WORK TASK: Would you count the lines in the material below that include the string "JSON"? Only the number is needed.

RECORDS TO PROCESS:
* * * * *

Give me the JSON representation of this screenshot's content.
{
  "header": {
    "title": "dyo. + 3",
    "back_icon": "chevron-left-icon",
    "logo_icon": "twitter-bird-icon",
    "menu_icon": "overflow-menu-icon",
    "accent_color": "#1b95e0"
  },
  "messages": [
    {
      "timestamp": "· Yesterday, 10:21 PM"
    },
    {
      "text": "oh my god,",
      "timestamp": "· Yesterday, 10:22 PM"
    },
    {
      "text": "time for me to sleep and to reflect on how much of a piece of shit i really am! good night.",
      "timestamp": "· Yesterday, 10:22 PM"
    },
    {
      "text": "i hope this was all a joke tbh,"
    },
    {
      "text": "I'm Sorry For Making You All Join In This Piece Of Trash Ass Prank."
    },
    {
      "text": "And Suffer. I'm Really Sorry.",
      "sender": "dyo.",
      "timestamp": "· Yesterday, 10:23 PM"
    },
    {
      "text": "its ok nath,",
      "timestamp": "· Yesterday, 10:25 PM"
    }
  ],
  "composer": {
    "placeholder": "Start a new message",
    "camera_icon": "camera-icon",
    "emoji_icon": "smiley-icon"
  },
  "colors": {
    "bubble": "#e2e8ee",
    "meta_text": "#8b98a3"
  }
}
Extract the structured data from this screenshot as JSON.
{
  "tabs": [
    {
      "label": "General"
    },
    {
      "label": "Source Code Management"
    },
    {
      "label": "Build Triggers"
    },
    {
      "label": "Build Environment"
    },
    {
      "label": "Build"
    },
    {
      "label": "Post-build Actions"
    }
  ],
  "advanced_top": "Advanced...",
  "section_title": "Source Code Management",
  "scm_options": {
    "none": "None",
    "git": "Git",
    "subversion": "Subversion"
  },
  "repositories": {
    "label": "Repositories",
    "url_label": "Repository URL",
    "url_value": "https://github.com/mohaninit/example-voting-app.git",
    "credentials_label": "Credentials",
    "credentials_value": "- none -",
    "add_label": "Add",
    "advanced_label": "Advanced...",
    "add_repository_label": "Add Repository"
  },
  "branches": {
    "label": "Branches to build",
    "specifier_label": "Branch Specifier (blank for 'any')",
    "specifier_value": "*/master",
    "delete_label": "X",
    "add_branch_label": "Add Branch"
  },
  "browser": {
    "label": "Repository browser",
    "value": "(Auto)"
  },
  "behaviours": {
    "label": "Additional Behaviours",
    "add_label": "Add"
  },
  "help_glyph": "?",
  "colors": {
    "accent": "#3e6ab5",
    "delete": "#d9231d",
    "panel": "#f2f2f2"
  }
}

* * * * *

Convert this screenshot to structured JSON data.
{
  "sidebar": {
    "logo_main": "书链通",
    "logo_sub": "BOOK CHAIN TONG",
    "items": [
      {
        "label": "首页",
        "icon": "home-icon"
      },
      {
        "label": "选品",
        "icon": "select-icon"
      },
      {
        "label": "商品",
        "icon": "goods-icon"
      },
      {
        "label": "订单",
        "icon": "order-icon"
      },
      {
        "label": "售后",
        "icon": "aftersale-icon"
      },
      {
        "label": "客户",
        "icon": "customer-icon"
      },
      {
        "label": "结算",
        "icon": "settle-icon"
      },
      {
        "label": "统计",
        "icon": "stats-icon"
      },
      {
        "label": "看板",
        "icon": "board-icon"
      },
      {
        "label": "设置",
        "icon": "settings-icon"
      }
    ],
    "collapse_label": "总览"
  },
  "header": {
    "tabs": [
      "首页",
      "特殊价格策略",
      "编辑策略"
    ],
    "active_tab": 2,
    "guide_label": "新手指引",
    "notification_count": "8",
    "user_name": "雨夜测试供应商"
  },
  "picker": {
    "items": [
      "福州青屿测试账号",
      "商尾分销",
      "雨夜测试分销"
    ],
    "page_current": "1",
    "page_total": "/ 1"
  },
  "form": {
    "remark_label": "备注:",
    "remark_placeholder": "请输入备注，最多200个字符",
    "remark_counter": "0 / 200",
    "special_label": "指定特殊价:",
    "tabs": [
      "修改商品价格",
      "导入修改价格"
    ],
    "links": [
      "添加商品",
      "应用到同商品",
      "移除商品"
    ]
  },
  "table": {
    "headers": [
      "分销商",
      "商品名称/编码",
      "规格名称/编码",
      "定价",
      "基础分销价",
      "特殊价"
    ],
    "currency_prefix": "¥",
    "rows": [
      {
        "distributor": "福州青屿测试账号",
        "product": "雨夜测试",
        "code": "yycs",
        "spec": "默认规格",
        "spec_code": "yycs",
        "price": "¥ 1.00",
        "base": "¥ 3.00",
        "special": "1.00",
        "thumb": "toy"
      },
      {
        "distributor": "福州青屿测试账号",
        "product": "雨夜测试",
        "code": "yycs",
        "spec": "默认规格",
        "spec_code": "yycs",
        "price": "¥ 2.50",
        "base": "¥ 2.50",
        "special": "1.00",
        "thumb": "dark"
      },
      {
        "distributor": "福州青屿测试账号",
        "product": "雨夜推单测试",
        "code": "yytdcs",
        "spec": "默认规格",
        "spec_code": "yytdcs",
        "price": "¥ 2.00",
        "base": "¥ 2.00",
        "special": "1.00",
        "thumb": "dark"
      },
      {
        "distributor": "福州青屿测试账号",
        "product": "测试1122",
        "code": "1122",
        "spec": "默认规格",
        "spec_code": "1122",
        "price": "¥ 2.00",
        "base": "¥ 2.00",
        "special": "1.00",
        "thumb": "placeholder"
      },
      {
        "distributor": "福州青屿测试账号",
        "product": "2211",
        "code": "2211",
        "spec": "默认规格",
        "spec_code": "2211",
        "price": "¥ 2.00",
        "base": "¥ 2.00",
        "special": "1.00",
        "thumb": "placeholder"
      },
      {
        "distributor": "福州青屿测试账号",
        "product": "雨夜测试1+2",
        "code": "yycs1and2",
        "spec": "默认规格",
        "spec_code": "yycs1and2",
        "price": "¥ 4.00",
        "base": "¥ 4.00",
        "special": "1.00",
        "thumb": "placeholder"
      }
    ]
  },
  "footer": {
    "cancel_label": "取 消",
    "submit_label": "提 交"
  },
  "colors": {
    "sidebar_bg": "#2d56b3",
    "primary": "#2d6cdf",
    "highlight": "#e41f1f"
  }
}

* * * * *

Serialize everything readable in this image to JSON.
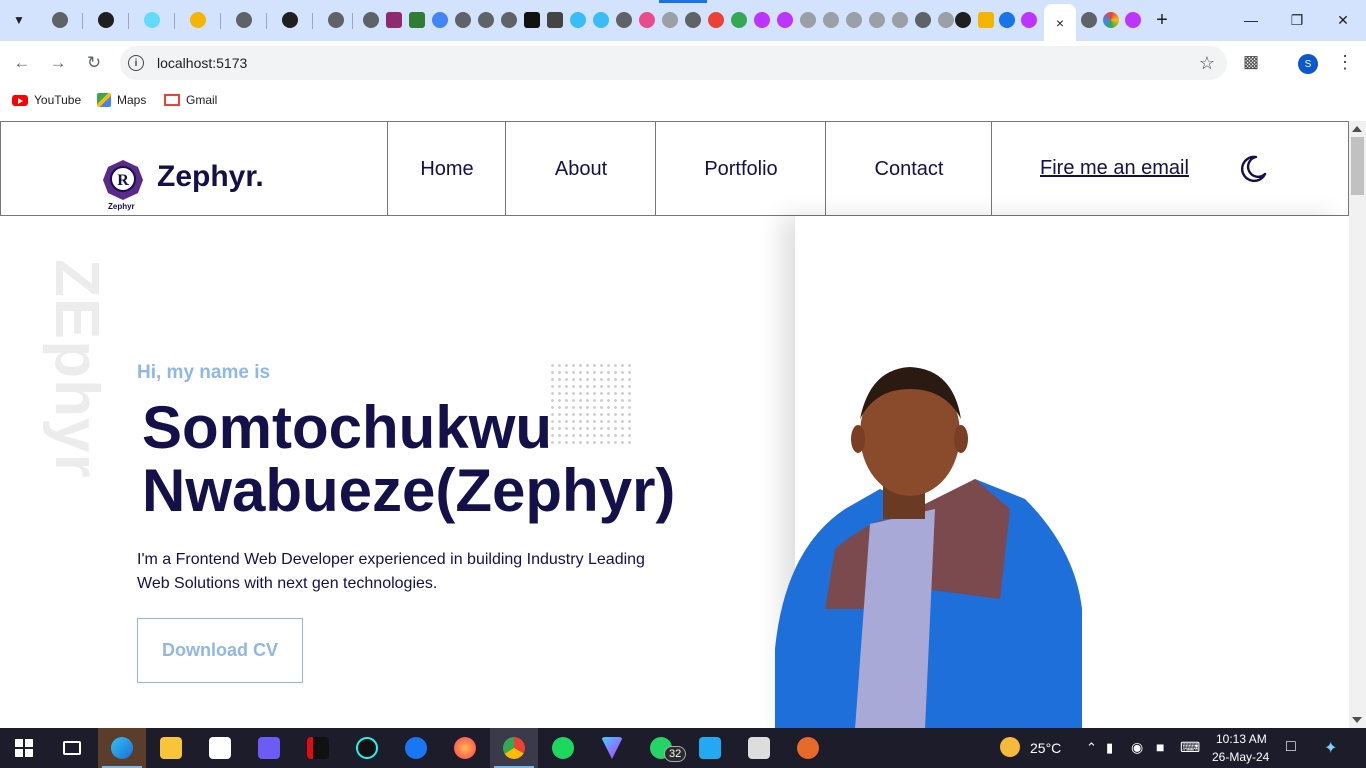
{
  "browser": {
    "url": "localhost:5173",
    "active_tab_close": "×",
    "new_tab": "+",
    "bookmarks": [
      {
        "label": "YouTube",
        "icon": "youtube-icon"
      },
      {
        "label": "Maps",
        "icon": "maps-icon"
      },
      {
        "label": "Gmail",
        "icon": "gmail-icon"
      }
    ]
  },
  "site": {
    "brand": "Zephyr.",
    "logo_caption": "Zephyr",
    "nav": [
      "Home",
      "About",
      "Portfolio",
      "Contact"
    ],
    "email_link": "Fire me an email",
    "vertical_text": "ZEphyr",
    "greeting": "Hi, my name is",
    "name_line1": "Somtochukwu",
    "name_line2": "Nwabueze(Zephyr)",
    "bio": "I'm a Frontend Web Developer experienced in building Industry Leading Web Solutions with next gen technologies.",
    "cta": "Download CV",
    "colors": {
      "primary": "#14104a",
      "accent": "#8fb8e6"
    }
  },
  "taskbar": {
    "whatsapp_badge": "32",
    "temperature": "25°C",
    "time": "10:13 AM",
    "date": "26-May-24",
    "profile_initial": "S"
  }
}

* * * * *

SOLUTION: 4